Leopardstown unsurprisingly became the latest meeting to fall victim of the cold snap and, with the prospects not for a swift change, a replacement date is unlikely to be immediately announced.

The call was taken yesterday afternoon after temperatures failed to get up, and now Irish trainers will have to wait until Thursday at the earliest before racing will take place on these shores, although if weather reports are accurate, chances of action on Thursday or Friday could also be slim.

Tom Burke of Leopardstown said yesterday: "We had another very cold night and we have a covering of snow on the track. With the forecast anything but good for the next few days there was no sense in delaying a decision any longer.

"The forecast is that the current cold spell will last for at least another week, so, while we are thinking about contingency plans at this stage, there would appear to be little chance of rescheduling until the weather improves."

Pierce Molony of Thurles Racecourse is hoping that his track can bring the Irish racing fraternity back to normality later next week.

"I understand that they hope to have rising temperatures from Monday, and thank God we've been clear of snow and it's just the frost in the ground that is beating us," he said.

"The hurdle track would only take a day to get rid of it although the chase track would take a couple of days. That is why we have a hurdles programme on the Thursday and have put the chases on Friday."

Leading trainer Noel Meade yesterday spoke of how difficult trainers are finding it to continue with the horses training.

Although admitting to be in a better condition than most, Meade spoke on how the cold conditions have halted his outdoor gallops.

"It's quite unusual how the weather has changed because I would say that over the past 10 years we haven't really had this sort of prolonged frost and snow, but it is pretty bad at the moment," said Meade.

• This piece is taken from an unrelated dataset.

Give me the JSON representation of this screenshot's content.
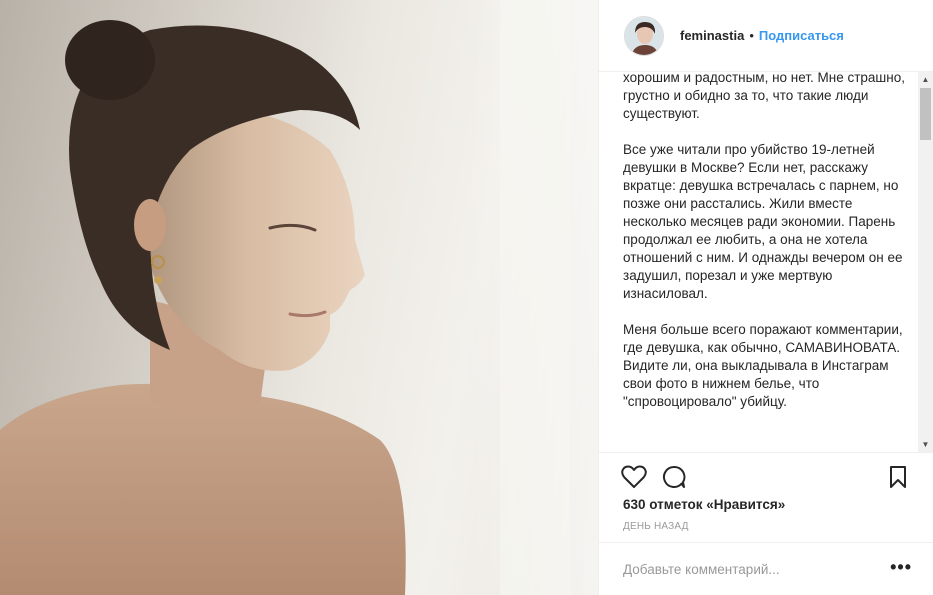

"We have about three inches of snow which fell yesterday and all the outside and all-weather gallops are covered in snow and are frozen as well. We are lucky enough in that we have a two-furlong indoor which we can work away and keep the horses ticking over -- we can't really do fast work in it but we can keep going."

Meade added: "It is wonderful to have that to keep the horses exercising, but I am sure most trainers are struggling. It's the snow -- once that gets into the all-weather it freezes, and while sometimes you get away with the frost, when the snow gets in it gets lumpy and we can't use them then."